▶ [Work instruction]: Without the pictures, can you quote each line below exactly?

[Start of section]

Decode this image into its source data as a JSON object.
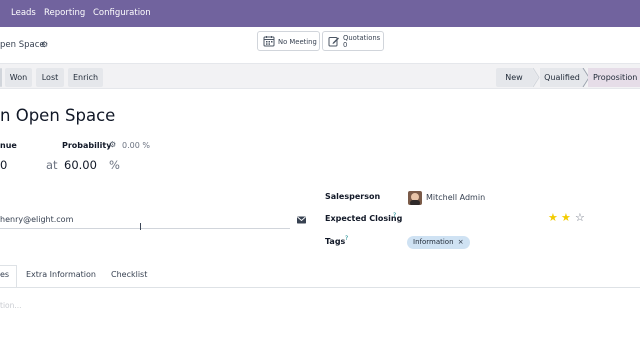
{
  "nav": {
    "leads": "Leads",
    "reporting": "Reporting",
    "configuration": "Configuration"
  },
  "breadcrumb": {
    "title": "pen Space"
  },
  "smart_buttons": {
    "meeting": "No Meeting",
    "quotations_label": "Quotations",
    "quotations_count": "0"
  },
  "actions": {
    "won": "Won",
    "lost": "Lost",
    "enrich": "Enrich"
  },
  "stages": {
    "new": "New",
    "qualified": "Qualified",
    "proposition": "Proposition",
    "current": "Proposition"
  },
  "lead": {
    "title": "n Open Space",
    "revenue_label": "nue",
    "revenue_value": "0",
    "at_label": "at",
    "probability_label": "Probability",
    "probability_auto": "0.00 %",
    "probability_value": "60.00",
    "percent_sign": "%",
    "email": "henry@elight.com"
  },
  "right": {
    "salesperson_label": "Salesperson",
    "salesperson_value": "Mitchell Admin",
    "expected_closing_label": "Expected Closing",
    "help_mark": "?",
    "tags_label": "Tags",
    "tag_information": "Information",
    "priority_stars_filled": 2,
    "priority_stars_total": 3
  },
  "tabs": {
    "notes": "es",
    "extra": "Extra Information",
    "checklist": "Checklist"
  },
  "notes_placeholder": "tion...",
  "colors": {
    "topbar": "#71639e",
    "tag_bg": "#cfe2f3",
    "star": "#f3cc00",
    "accent": "#714b67"
  }
}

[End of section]

▶ [Task answer]:
Decode this image into its source data as a JSON object.
{
  "nav": {
    "leads": "Leads",
    "reporting": "Reporting",
    "configuration": "Configuration"
  },
  "breadcrumb": {
    "title": "pen Space"
  },
  "smart_buttons": {
    "meeting": "No Meeting",
    "quotations_label": "Quotations",
    "quotations_count": "0"
  },
  "actions": {
    "won": "Won",
    "lost": "Lost",
    "enrich": "Enrich"
  },
  "stages": {
    "new": "New",
    "qualified": "Qualified",
    "proposition": "Proposition",
    "current": "Proposition"
  },
  "lead": {
    "title": "n Open Space",
    "revenue_label": "nue",
    "revenue_value": "0",
    "at_label": "at",
    "probability_label": "Probability",
    "probability_auto": "0.00 %",
    "probability_value": "60.00",
    "percent_sign": "%",
    "email": "henry@elight.com"
  },
  "right": {
    "salesperson_label": "Salesperson",
    "salesperson_value": "Mitchell Admin",
    "expected_closing_label": "Expected Closing",
    "help_mark": "?",
    "tags_label": "Tags",
    "tag_information": "Information",
    "priority_stars_filled": 2,
    "priority_stars_total": 3
  },
  "tabs": {
    "notes": "es",
    "extra": "Extra Information",
    "checklist": "Checklist"
  },
  "notes_placeholder": "tion...",
  "colors": {
    "topbar": "#71639e",
    "tag_bg": "#cfe2f3",
    "star": "#f3cc00",
    "accent": "#714b67"
  }
}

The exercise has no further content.